Ryder James Montano | Heart Warrior of the Week
Save the Heartbeat Fam, meet Ryder James Montano, our Heart Warrior of the Week! Ryder was born on September 29th, 2011. His pediatrician detected a heart murmur shortly after his birth and he was officially diagnosed with pulmonary stenosis at six-months old and was later diagnosed with supravalvular aortic stenosis at 1.5 years old.
Throughout his six years of life, this warrior has undergone two surgeries on his heart: one open-heart surgery and one cardiac catheterization. While Ryder was on bypass during one of these surgeries, he had an allergic reaction to the plastic in the bypass bump which caused him to develop postpump chorea - a movement disorder that causes a lot of involuntary movements.
He underwent a series of deep brain stimulation (DBS) surgeries - neurosurgical procedures involving the implantation of a medical device called a neurostimulator (sometimes referred to as a 'brain pacemaker'), which sends electrical impulses through implanted electrodes to specific targets in the brain for the treatment of movement and neuropsychiatric disorders.

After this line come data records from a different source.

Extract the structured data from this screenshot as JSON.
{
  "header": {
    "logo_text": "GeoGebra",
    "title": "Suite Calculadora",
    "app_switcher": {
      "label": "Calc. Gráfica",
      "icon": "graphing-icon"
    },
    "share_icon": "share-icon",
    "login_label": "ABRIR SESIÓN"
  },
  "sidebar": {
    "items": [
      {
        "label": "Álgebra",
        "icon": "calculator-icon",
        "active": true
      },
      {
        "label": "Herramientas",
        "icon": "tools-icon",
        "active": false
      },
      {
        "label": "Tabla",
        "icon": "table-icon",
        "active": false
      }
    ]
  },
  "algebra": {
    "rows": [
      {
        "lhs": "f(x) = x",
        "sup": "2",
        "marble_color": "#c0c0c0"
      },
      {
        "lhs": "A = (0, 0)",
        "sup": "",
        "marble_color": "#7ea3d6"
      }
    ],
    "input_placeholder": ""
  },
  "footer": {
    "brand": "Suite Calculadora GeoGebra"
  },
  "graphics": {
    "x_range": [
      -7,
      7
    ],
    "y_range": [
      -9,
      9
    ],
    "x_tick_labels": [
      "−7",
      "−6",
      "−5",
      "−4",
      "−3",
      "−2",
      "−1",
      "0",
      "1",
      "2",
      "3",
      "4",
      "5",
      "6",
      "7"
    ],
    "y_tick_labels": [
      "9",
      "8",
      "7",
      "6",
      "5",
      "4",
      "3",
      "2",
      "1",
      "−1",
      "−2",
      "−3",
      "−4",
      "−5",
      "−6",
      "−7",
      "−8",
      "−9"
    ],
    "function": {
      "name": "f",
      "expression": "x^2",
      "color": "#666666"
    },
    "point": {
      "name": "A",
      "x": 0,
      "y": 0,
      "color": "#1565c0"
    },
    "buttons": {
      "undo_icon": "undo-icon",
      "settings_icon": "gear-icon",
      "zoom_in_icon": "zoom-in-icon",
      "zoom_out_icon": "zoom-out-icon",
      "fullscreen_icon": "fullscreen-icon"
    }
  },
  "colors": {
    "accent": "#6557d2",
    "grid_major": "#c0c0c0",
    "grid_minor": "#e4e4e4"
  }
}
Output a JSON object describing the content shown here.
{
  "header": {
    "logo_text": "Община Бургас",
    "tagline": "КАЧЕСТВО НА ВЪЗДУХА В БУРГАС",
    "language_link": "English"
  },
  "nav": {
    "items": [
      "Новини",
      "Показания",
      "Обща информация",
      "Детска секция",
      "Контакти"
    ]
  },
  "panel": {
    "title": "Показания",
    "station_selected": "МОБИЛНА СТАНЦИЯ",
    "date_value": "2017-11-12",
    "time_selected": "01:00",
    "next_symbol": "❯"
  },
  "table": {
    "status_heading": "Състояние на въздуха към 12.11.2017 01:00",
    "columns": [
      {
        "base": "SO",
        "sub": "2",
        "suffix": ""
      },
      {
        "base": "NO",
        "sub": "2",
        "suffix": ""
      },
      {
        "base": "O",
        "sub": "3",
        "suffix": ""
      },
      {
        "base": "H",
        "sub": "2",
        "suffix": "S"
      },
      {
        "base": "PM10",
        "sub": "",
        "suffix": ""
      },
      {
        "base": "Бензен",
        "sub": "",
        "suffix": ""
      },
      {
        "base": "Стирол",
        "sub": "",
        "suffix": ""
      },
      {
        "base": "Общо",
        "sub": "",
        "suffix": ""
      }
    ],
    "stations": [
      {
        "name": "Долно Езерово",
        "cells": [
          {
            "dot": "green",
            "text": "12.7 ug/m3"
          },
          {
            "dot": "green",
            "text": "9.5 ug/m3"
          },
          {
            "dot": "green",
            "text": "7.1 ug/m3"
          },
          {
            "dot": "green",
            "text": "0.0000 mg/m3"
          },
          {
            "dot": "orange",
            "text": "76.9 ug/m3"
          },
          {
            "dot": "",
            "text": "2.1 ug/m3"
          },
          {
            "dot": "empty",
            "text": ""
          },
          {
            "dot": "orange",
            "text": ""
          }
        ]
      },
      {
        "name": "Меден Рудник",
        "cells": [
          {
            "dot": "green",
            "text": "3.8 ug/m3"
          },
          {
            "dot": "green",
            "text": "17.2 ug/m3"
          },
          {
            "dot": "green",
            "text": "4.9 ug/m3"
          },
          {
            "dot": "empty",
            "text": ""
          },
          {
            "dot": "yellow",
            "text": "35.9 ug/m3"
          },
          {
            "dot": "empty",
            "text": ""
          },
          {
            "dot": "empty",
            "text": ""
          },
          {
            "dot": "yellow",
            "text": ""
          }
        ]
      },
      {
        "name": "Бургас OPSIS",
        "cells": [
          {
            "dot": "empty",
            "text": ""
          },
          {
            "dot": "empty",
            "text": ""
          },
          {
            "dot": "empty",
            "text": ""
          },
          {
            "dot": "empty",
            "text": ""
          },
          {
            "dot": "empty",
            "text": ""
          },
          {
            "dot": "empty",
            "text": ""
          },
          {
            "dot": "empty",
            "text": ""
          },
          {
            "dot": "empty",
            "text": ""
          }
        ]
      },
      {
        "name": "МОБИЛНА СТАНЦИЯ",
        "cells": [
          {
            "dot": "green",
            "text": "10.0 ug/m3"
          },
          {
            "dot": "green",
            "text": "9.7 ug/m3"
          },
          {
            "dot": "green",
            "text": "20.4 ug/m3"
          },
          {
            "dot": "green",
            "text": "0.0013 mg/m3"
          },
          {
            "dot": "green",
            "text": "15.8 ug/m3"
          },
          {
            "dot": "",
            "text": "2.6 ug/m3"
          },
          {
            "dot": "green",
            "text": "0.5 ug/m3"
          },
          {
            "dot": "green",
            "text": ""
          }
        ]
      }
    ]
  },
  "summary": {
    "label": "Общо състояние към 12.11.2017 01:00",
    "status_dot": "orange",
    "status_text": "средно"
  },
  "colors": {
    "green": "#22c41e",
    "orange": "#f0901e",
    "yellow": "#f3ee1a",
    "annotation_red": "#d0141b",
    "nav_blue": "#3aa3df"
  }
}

Between his heart surgeries and brain procedures, Ryder has spent about six months in the hospital and will have to be on medication to control his involuntary movements for the rest of his life. His Mom, Ashley, hopes that they are able to close this chapter of his story and that he won’t have to undergo any more surgeries on his brain and heart.
Ashley describes her son as strong, brave, fearless, determined, and handsome, saying the following about their journey with congenital heart disease:
"We face worries every single day but we try really hard not to focus on that and appreciate every moment here together. Ryder’s will to never give up, and the amount of selfless love he shows to everyone is an inspiration to me."
About Ryder’s Heart
This defect involves the narrowing of the pulmonary valve; this creates an obstruction when blood tries to flow from the right ventricle to the pulmonary artery to receive oxygen from the lungs. With pulmonary stenosis, the pulmonary valve cannot fully open so the heart must work harder to pump blood through the valve. As a result, not enough blood reaches the lungs and oxygen saturations are low throughout the body.
Symptoms include abdominal bloating, bluish color to the skin (cyanosis), chest pain, fainting, fatigue, poor weight gain or failure to thrive in infants, and shortness of breath. Depending on the severity of the condition, there are a variety of treatment options including balloon catheterization and valve replacement via open-heart surgery.
This defect accounts for approximately 8% of all CHD’s, occurring in 8 out of every 10,000 live births worldwide.
Supravalvular Aortic Stenosis
A form of aortic stenosis characterized by the narrowing of the section of the aorta just above the valve that connects the aorta to the heart (aortic valve). This abnormality restricts the blood flow from the left ventricle to the aorta and may also affect pressures in the left atrium. As a result, the heart has to pump harder and the body is deprived of oxygen.
Symptoms include fatigue upon exertion, failure to gain weight, poor or inadequate feeding, and breathing problems. Treatment options for aortic valve stenosis include medical management with medicine, valve replacement via open-heart surgery, or a balloon procedure via catheterization.
This defect accounts for approximately 6% of all CHD cases, occurring in 3.8 out of every 10,000 live births worldwide.